This review delves into the profiles of today's European adolescents and young adults who have embraced the cause of radical Islamism and looks into the role that psychiatry can play in dealing with this issue. This study presents two major findings: there are no specific psychological or social pathology profiles that are unique to the radicalized youth, and similarities do exist between the psychological manifestations of adolescence and the factors that make individuals vulnerable to the radicalization process.

IASLC issues statement paper on liquid biopsy for lung cancer

The lungs can be a difficult organ to biopsy with a needle, so the promise of identifying lung cancer through a blood-based biopsy has lung cancer experts and patients optimistic. Knowing how and when to use a liquid biopsy is critically important and led global experts at the IASLC to issue "The IASLC Statement Paper: Liquid Biopsy for Advanced Non-Small Cell Lung Cancer (NSCLC)," now available online in the Journal of Thoracic Oncology.

Mosquito-Borne Diseases and Containment Strategy

New research based on the Italian experience with outbreaks of Chikungunya, a disease borne by the tiger mosquito, in 2007 and 2017, shows that different vector control strategies are needed, depending on the time when the first cases are notified, 'thus providing useful indications supporting urgent decision-making of public health authorities in response to emerging mosquito-borne epidemics', one of the researchers says.

Effectiveness of Household and Local Interventions Against Cholera inDhaka

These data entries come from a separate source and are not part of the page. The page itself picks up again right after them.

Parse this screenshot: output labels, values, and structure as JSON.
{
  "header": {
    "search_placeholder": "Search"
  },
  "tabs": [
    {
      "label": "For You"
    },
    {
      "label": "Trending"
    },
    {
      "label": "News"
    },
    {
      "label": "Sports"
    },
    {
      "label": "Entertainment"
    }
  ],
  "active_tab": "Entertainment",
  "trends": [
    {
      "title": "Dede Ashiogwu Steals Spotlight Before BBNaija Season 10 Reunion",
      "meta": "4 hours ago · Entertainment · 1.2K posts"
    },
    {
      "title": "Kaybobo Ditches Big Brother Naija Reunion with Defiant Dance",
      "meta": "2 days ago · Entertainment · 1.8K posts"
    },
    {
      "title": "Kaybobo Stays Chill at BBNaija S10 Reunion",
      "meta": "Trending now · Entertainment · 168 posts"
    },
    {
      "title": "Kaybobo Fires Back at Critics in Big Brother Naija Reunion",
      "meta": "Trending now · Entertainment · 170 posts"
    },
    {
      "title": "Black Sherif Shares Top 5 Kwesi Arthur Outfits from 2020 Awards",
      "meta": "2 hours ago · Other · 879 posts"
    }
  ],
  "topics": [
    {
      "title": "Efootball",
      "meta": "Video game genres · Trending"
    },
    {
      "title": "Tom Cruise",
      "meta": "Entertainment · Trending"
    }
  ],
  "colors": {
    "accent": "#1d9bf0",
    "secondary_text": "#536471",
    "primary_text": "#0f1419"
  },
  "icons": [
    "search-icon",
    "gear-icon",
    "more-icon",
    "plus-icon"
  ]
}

For the first time, the transmission of cholera has been tracked at the household level across Dhaka, Bangladesh, a city with a 'hyper-endemic' level of the disease. Researchers from the Wellcome Sanger Institute and their collaborators found that nearly 80 per cent of the cholera transmission in Dhaka occurred between people who shared a household.